Naturally, Twitter immediately slammed Trump's claims saying, "Aren't you embarrassed that the fact checkers have to keep correcting you?"

Technology journalist Jack Schofield pointed out that the Rasmussen poll is "probably wrong", has a statistical bias towards Republicans and is only rated C+, according to FiveThirtyEight.

While many pointed out the inaccuracies in his claims, others drew comparisons between Trump's tweets and that of Obama's on Father's Day.

"Obama tweeted today too," journalist Kurt Eichenwald tweeted. "He talked about his love for his children and wished happy fathers day to other dads. Not 'me-me-me-I'm-great!'"
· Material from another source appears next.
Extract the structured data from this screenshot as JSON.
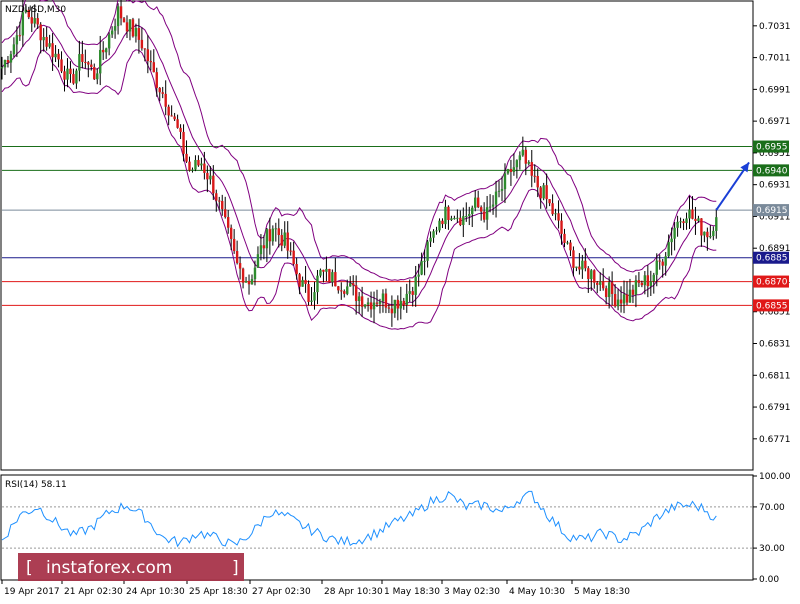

"What world do you live in? Please step down. You are an embarrassment to our country and the world," actress Melanie Griffith tweeted.